FIZZY DRINKS MAKE MORE TEENAGERS VIOLENT. In a recent study conducted by a team of researchers in Harvard University and University of Vermont, it was revealed that consumption of soda drinks has a direct effect towards teenagers’ behaviour. Said study is now published in the British Journal.
How drinking soda affect youth’s behaviour
To come up with the result, the researchers, lead by David Hemenway, professor from the Harvard University School of Public Health conducted a survey to determine what factors affect violence among youth. They asked 1,878 high school students aged 14 to 18 from public schools in Boston. They were given questionnaires to find out the aspects that contribute to their violent behaviour with peers and family. The respondents were asked if they used to bring deadly weapons to school, how many times they eat together with their families, and so on.
One of the questions was regarding the consumption rate of students of soda drinks. It was found that students who used to consume fizzy soft drinks have higher tendency to engage in violent acts.
It was further revealed that 29.8% of the respondents have been drinking an average of 5 cans per week of non-diet or sugary soft drinks. According to the researchers, these teenagers who have been used to drinking sodas are likely to engage in binge drinking and smoking. On the other hand, young people who consumed less or did not consume soda drinks at all showed better relationships with their family and peers.
"What we found was that there was a strong relationship between how many soft drinks that these inner-city kids consumed and how violent they were, not only in violence against peers but also violence in dating relationships, against siblings," professor Hemenway said.
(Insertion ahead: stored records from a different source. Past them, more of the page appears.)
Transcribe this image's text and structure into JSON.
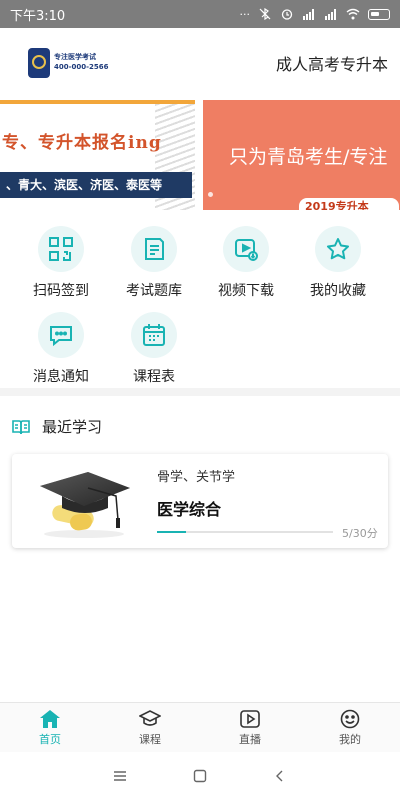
{
  "status_bar": {
    "time": "下午3:10",
    "icons": [
      "more-icon",
      "bluetooth-off-icon",
      "alarm-icon",
      "signal-hd-icon",
      "signal-icon",
      "wifi-icon",
      "battery-icon"
    ]
  },
  "header": {
    "logo_line1": "专注医学考试",
    "logo_line2": "400-000-2566",
    "title": "成人高考专升本"
  },
  "banner": {
    "left_line1": "专、专升本报名ing",
    "left_line2": "、青大、滨医、济医、泰医等",
    "right_text": "只为青岛考生/专注",
    "right_sub": "2019专升本"
  },
  "menu": [
    {
      "label": "扫码签到",
      "icon": "qr-scan-icon"
    },
    {
      "label": "考试题库",
      "icon": "exam-paper-icon"
    },
    {
      "label": "视频下载",
      "icon": "video-download-icon"
    },
    {
      "label": "我的收藏",
      "icon": "star-icon"
    },
    {
      "label": "消息通知",
      "icon": "message-icon"
    },
    {
      "label": "课程表",
      "icon": "calendar-icon"
    }
  ],
  "recent": {
    "title": "最近学习",
    "card": {
      "subtitle": "骨学、关节学",
      "course": "医学综合",
      "progress": "5/30分",
      "progress_fraction": 0.167
    }
  },
  "bottom_nav": [
    {
      "label": "首页",
      "icon": "home-icon",
      "active": true
    },
    {
      "label": "课程",
      "icon": "graduation-cap-icon",
      "active": false
    },
    {
      "label": "直播",
      "icon": "play-icon",
      "active": false
    },
    {
      "label": "我的",
      "icon": "smile-icon",
      "active": false
    }
  ],
  "colors": {
    "accent": "#19b3b3",
    "icon_bg": "#e9f6f6",
    "status_bar": "#7d7d7d"
  }
}
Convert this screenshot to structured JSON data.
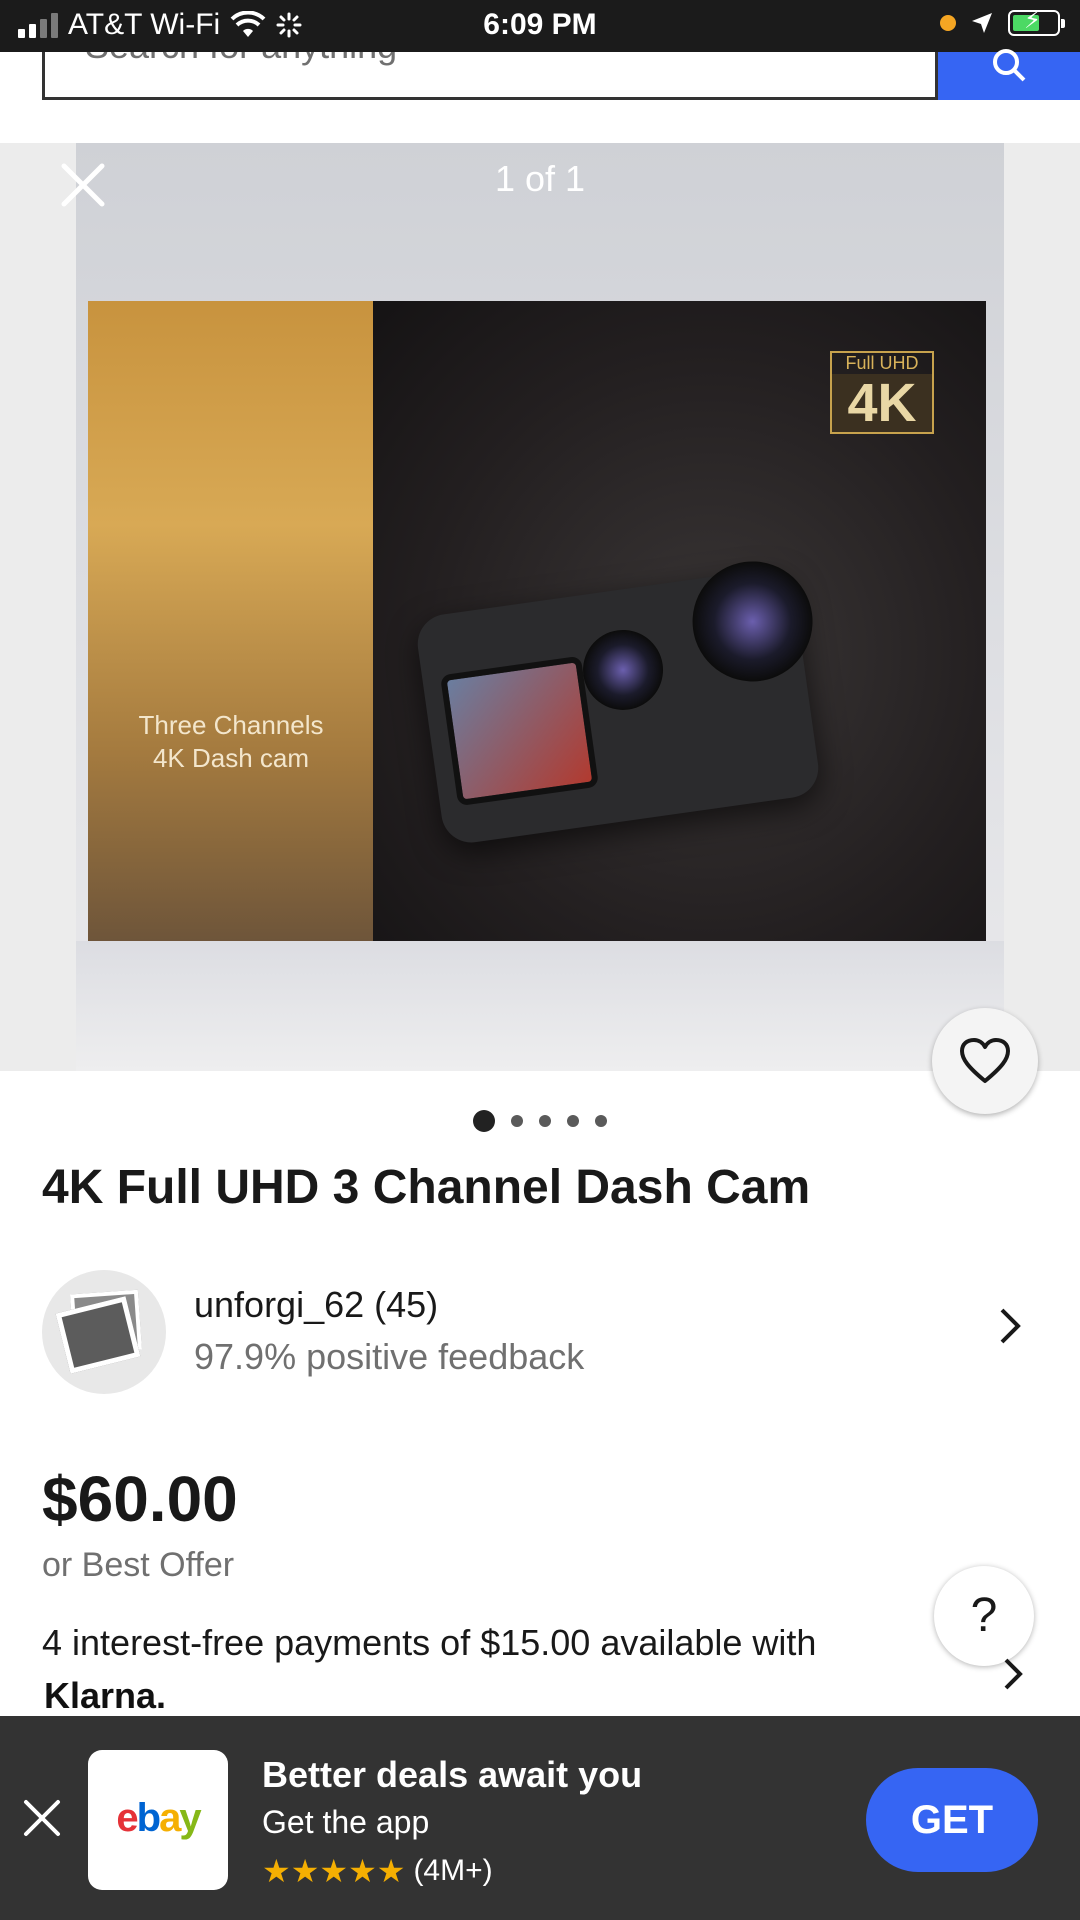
{
  "status_bar": {
    "carrier": "AT&T Wi-Fi",
    "time": "6:09 PM"
  },
  "search": {
    "placeholder": "Search for anything"
  },
  "viewer": {
    "counter": "1 of 1",
    "image_alt_text": {
      "side_panel": "Three Channels\n4K Dash cam",
      "badge_top": "Full UHD",
      "badge_big": "4K"
    },
    "dots_count": 5,
    "active_dot": 0
  },
  "listing": {
    "title": "4K Full UHD 3 Channel Dash Cam",
    "seller": {
      "name": "unforgi_62 (45)",
      "feedback": "97.9% positive feedback"
    },
    "price": "$60.00",
    "offer": "or Best Offer",
    "payments_text": "4 interest-free payments of $15.00 available with",
    "payments_provider": "Klarna."
  },
  "help": {
    "label": "?"
  },
  "app_banner": {
    "logo_text": "ebay",
    "logo_colors": [
      "#e53238",
      "#0064d2",
      "#f5af02",
      "#86b817"
    ],
    "title": "Better deals await you",
    "subtitle": "Get the app",
    "stars": "★★★★★",
    "rating_count": "(4M+)",
    "get_label": "GET"
  },
  "colors": {
    "accent_blue": "#3665f3",
    "banner_bg": "#333333",
    "star_gold": "#f5af02"
  }
}
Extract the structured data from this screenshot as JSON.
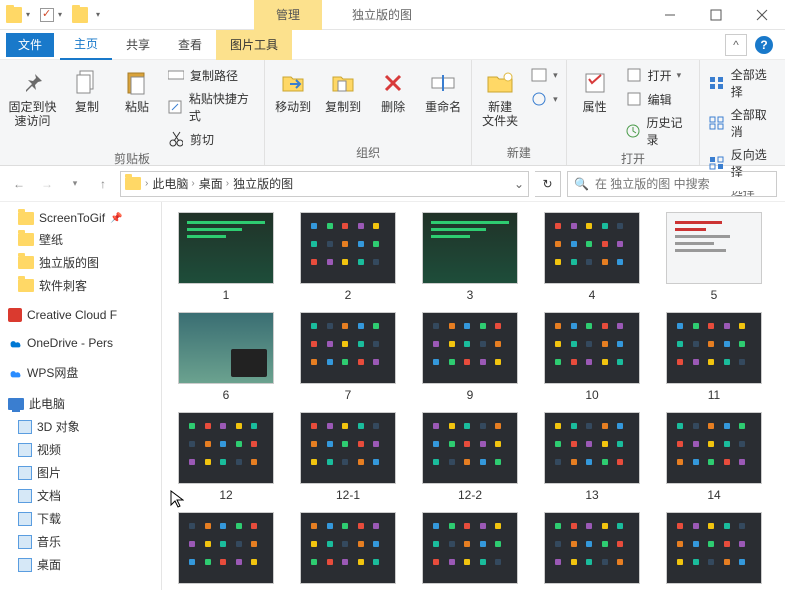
{
  "window": {
    "title": "独立版的图",
    "context_tab": "管理"
  },
  "tabs": {
    "file": "文件",
    "home": "主页",
    "share": "共享",
    "view": "查看",
    "picture_tools": "图片工具"
  },
  "ribbon": {
    "pin": "固定到快\n速访问",
    "copy": "复制",
    "paste": "粘贴",
    "copy_path": "复制路径",
    "paste_shortcut": "粘贴快捷方式",
    "cut": "剪切",
    "group_clipboard": "剪贴板",
    "move_to": "移动到",
    "copy_to": "复制到",
    "delete": "删除",
    "rename": "重命名",
    "group_organize": "组织",
    "new_folder": "新建\n文件夹",
    "group_new": "新建",
    "properties": "属性",
    "open": "打开",
    "edit": "编辑",
    "history": "历史记录",
    "group_open": "打开",
    "select_all": "全部选择",
    "select_none": "全部取消",
    "invert": "反向选择",
    "group_select": "选择"
  },
  "breadcrumbs": [
    "此电脑",
    "桌面",
    "独立版的图"
  ],
  "search": {
    "placeholder": "在 独立版的图 中搜索"
  },
  "sidebar": [
    {
      "label": "ScreenToGif",
      "icon": "folder",
      "pinned": true,
      "indent": 1
    },
    {
      "label": "壁纸",
      "icon": "folder",
      "pinned": false,
      "indent": 1
    },
    {
      "label": "独立版的图",
      "icon": "folder",
      "pinned": false,
      "indent": 1
    },
    {
      "label": "软件刺客",
      "icon": "folder",
      "pinned": false,
      "indent": 1
    },
    {
      "label": "Creative Cloud F",
      "icon": "cc",
      "indent": 0
    },
    {
      "label": "OneDrive - Pers",
      "icon": "onedrive",
      "indent": 0
    },
    {
      "label": "WPS网盘",
      "icon": "wps",
      "indent": 0
    },
    {
      "label": "此电脑",
      "icon": "pc",
      "indent": 0
    },
    {
      "label": "3D 对象",
      "icon": "lib",
      "indent": 1
    },
    {
      "label": "视频",
      "icon": "lib",
      "indent": 1
    },
    {
      "label": "图片",
      "icon": "lib",
      "indent": 1
    },
    {
      "label": "文档",
      "icon": "lib",
      "indent": 1
    },
    {
      "label": "下载",
      "icon": "lib",
      "indent": 1
    },
    {
      "label": "音乐",
      "icon": "lib",
      "indent": 1
    },
    {
      "label": "桌面",
      "icon": "lib",
      "indent": 1
    }
  ],
  "thumbs": [
    {
      "name": "1",
      "variant": "green"
    },
    {
      "name": "2",
      "variant": "dark"
    },
    {
      "name": "3",
      "variant": "green"
    },
    {
      "name": "4",
      "variant": "dark"
    },
    {
      "name": "5",
      "variant": "light"
    },
    {
      "name": "6",
      "variant": "pic"
    },
    {
      "name": "7",
      "variant": "dark"
    },
    {
      "name": "9",
      "variant": "dark"
    },
    {
      "name": "10",
      "variant": "dark"
    },
    {
      "name": "11",
      "variant": "dark"
    },
    {
      "name": "12",
      "variant": "dark"
    },
    {
      "name": "12-1",
      "variant": "dark"
    },
    {
      "name": "12-2",
      "variant": "dark"
    },
    {
      "name": "13",
      "variant": "dark"
    },
    {
      "name": "14",
      "variant": "dark"
    },
    {
      "name": "",
      "variant": "dark"
    },
    {
      "name": "",
      "variant": "dark"
    },
    {
      "name": "",
      "variant": "dark"
    },
    {
      "name": "",
      "variant": "dark"
    },
    {
      "name": "",
      "variant": "dark"
    }
  ]
}
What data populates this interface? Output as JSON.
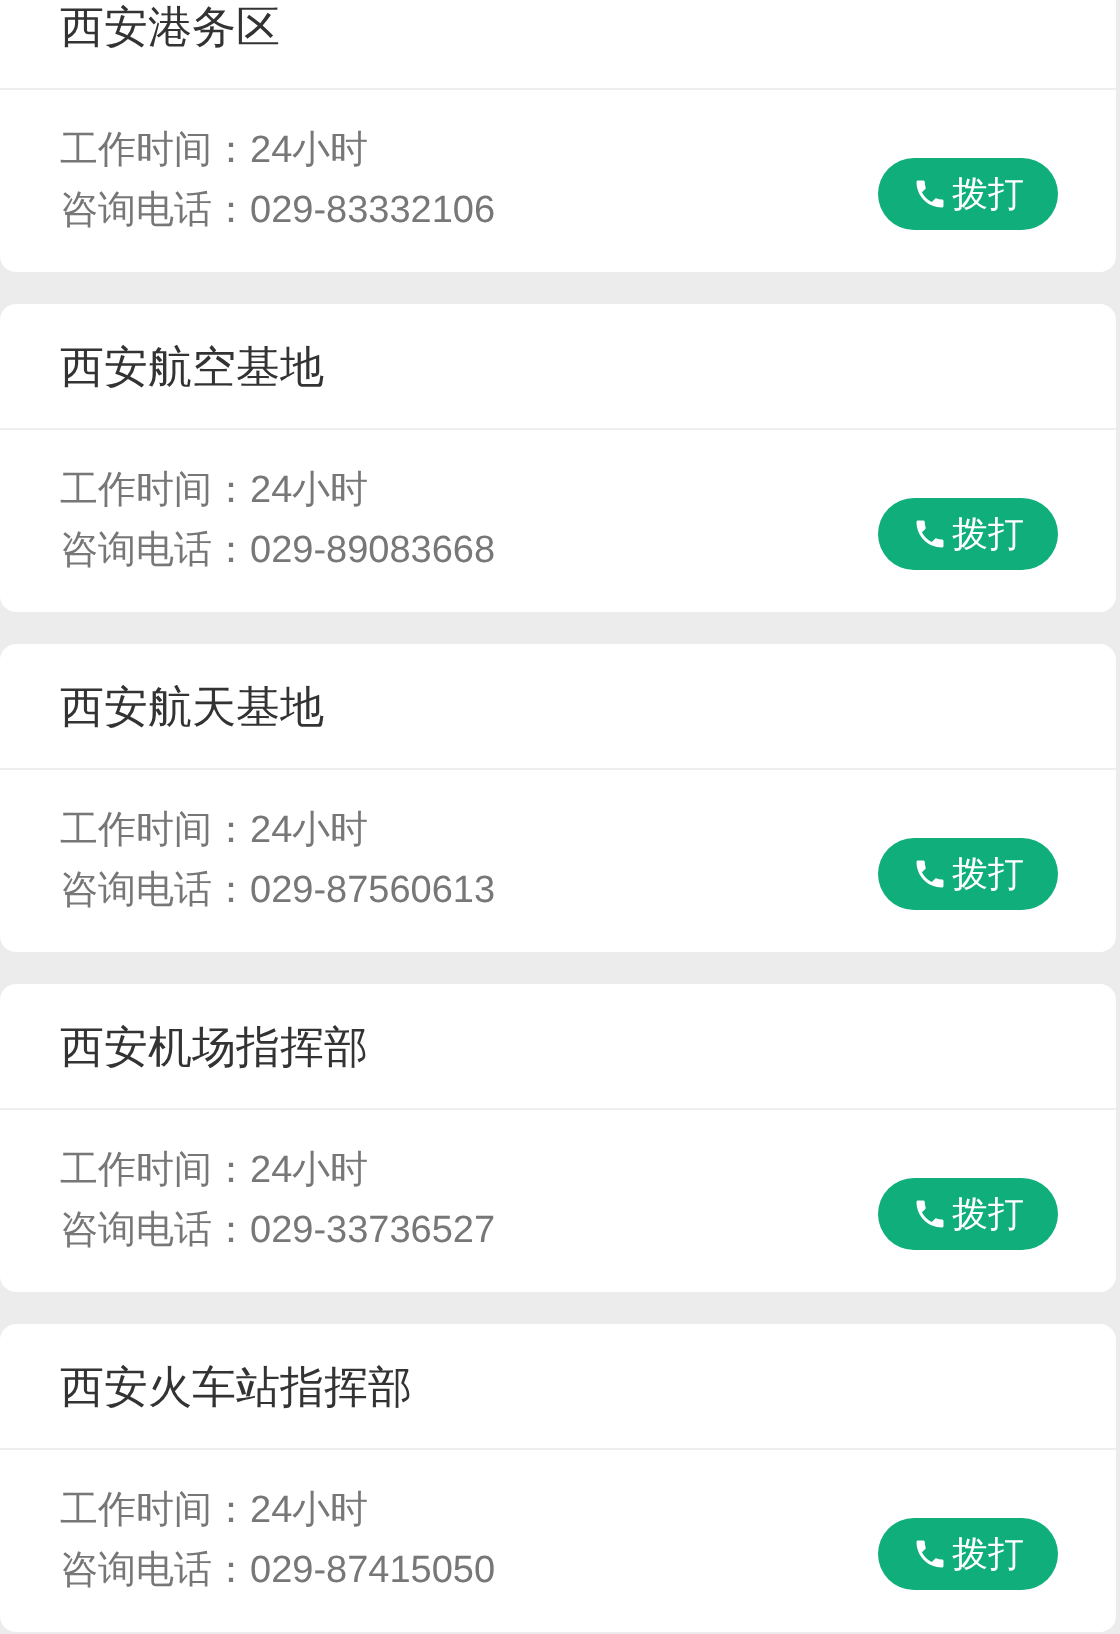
{
  "offices": [
    {
      "name": "西安港务区",
      "hours": "工作时间：24小时",
      "phone": "咨询电话：029-83332106",
      "call_button": "拨打"
    },
    {
      "name": "西安航空基地",
      "hours": "工作时间：24小时",
      "phone": "咨询电话：029-89083668",
      "call_button": "拨打"
    },
    {
      "name": "西安航天基地",
      "hours": "工作时间：24小时",
      "phone": "咨询电话：029-87560613",
      "call_button": "拨打"
    },
    {
      "name": "西安机场指挥部",
      "hours": "工作时间：24小时",
      "phone": "咨询电话：029-33736527",
      "call_button": "拨打"
    },
    {
      "name": "西安火车站指挥部",
      "hours": "工作时间：24小时",
      "phone": "咨询电话：029-87415050",
      "call_button": "拨打"
    }
  ]
}
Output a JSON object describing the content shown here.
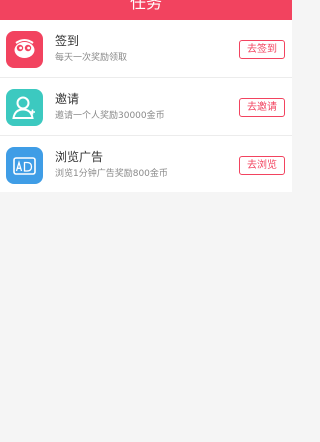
{
  "header": {
    "title": "任务",
    "color": "#f2435f"
  },
  "tasks": [
    {
      "icon": "sign-in-icon",
      "icon_color": "#f2435f",
      "title": "签到",
      "subtitle": "每天一次奖励领取",
      "button_label": "去签到"
    },
    {
      "icon": "invite-user-icon",
      "icon_color": "#3cc9c0",
      "title": "邀请",
      "subtitle": "邀请一个人奖励30000金币",
      "button_label": "去邀请"
    },
    {
      "icon": "ad-icon",
      "icon_color": "#3f9de6",
      "title": "浏览广告",
      "subtitle": "浏览1分钟广告奖励800金币",
      "button_label": "去浏览"
    }
  ]
}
According to critics, the main limitation of the study is its being cross-sectional. That means, it was not clearly established which occurred first- consumption of fizzy drink or violence. It should also be noted that there are other factors that affect violence among teenagers and there is no scientific explanation yet on how soft drinks make changes in a person’s mind and behaviour. Since the study was solely based on the respondents’ answers, there could also be some inaccuracies as to the results. Even Sara Solnick, co-author of the study and a professor from Vermont University, is sceptical about the real reason why drinking soda makes teenagers more violent. According to her, the sugar that is used to make sodas is widely used in so many food products. She added that there are some other ingredients that soft drinks contain that can be considered as factors in the relationship between soda intake and teen violence.
Sara Solnick added the study was made to find the out the factors that affect violence among youth and not actually intended to gauge the effects of soda to their behaviour. The result actually surprised the researchers.